What needs to be done: Write the entries out again exactly; any picture among them gets left out.

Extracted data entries
________________________
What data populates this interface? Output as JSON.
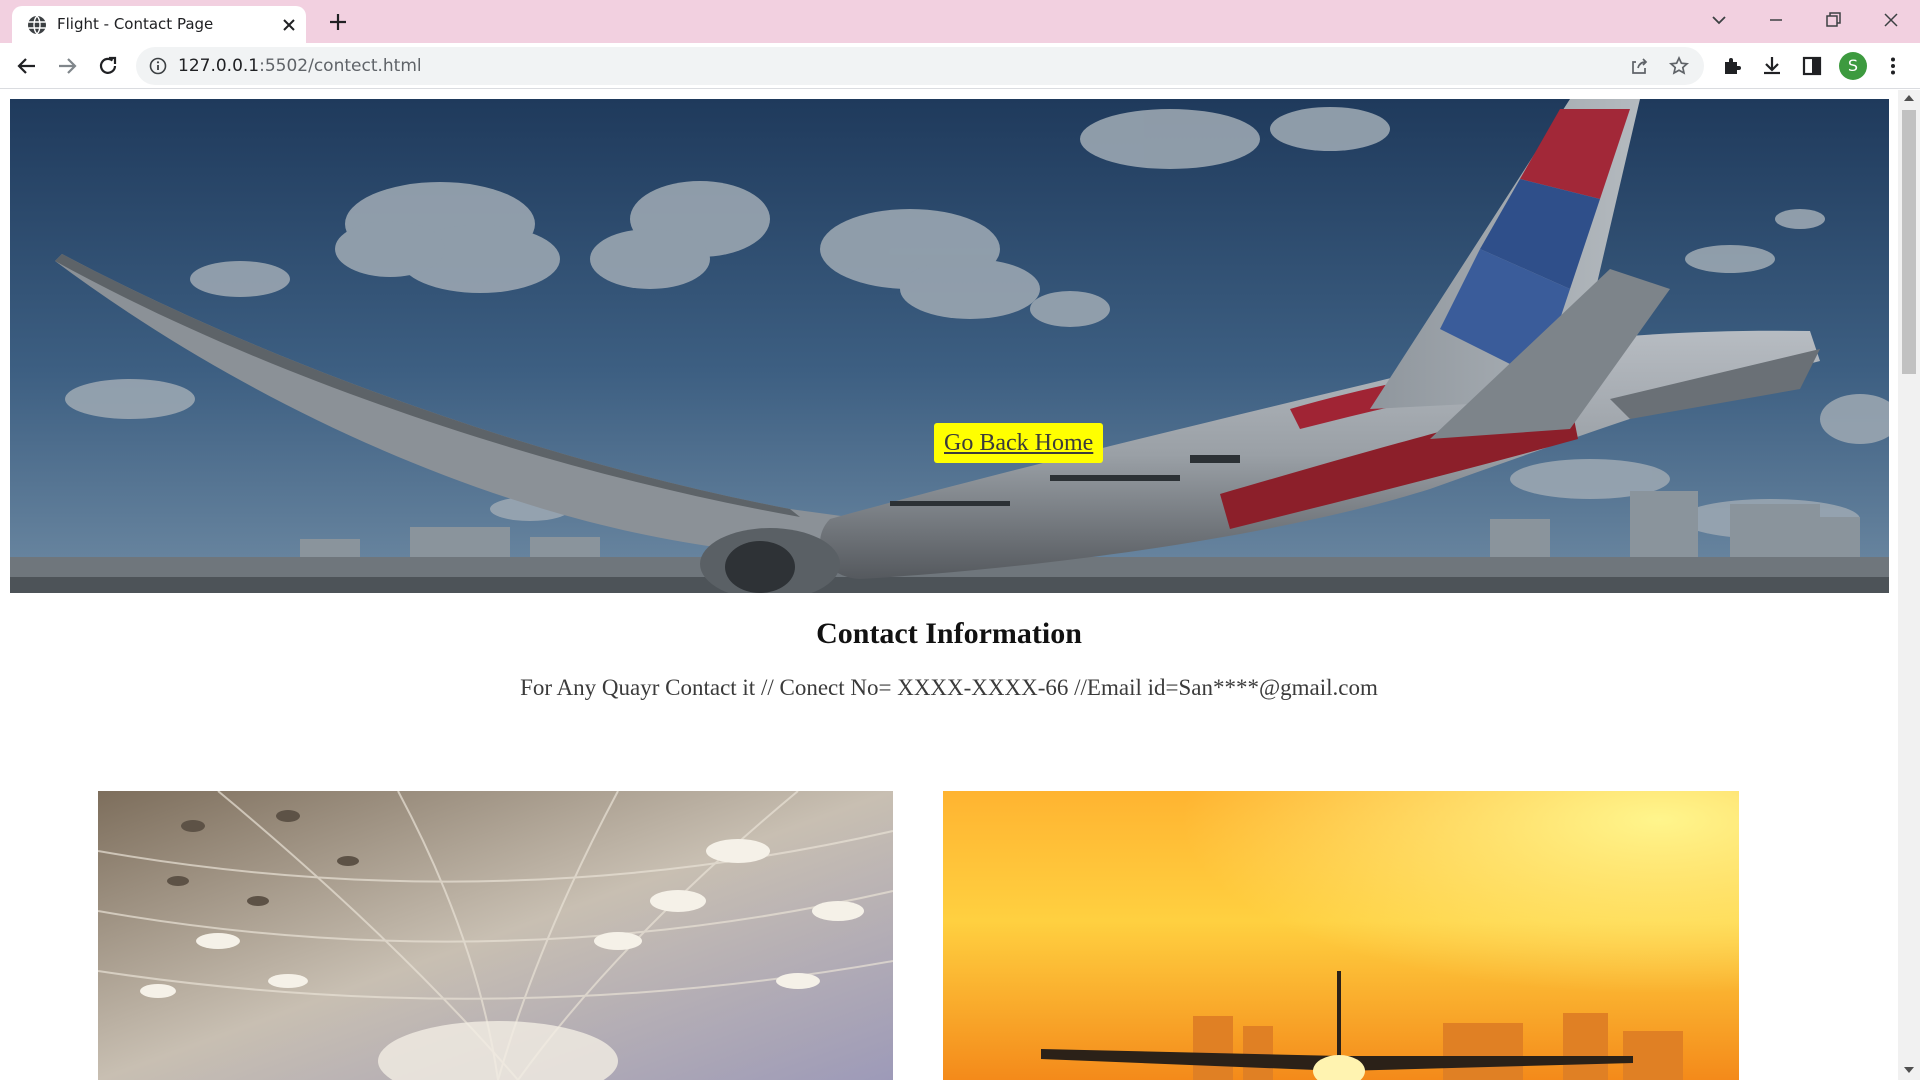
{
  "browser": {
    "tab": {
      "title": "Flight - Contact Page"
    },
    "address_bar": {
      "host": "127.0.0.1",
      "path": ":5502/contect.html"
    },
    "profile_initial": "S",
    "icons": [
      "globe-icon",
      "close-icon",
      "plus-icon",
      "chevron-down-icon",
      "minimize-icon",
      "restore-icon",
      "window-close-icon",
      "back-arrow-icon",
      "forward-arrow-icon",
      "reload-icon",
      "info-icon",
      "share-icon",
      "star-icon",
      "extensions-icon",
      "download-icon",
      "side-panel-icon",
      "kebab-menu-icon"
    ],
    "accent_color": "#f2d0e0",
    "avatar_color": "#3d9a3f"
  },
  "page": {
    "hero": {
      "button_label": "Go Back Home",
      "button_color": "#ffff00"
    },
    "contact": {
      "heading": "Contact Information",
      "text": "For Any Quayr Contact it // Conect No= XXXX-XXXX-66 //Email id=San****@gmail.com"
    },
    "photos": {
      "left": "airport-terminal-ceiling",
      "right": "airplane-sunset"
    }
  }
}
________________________
Output for this task:
What data populates this interface? Output as JSON.
{
  "browser": {
    "tab": {
      "title": "Flight - Contact Page"
    },
    "address_bar": {
      "host": "127.0.0.1",
      "path": ":5502/contect.html"
    },
    "profile_initial": "S",
    "icons": [
      "globe-icon",
      "close-icon",
      "plus-icon",
      "chevron-down-icon",
      "minimize-icon",
      "restore-icon",
      "window-close-icon",
      "back-arrow-icon",
      "forward-arrow-icon",
      "reload-icon",
      "info-icon",
      "share-icon",
      "star-icon",
      "extensions-icon",
      "download-icon",
      "side-panel-icon",
      "kebab-menu-icon"
    ],
    "accent_color": "#f2d0e0",
    "avatar_color": "#3d9a3f"
  },
  "page": {
    "hero": {
      "button_label": "Go Back Home",
      "button_color": "#ffff00"
    },
    "contact": {
      "heading": "Contact Information",
      "text": "For Any Quayr Contact it // Conect No= XXXX-XXXX-66 //Email id=San****@gmail.com"
    },
    "photos": {
      "left": "airport-terminal-ceiling",
      "right": "airplane-sunset"
    }
  }
}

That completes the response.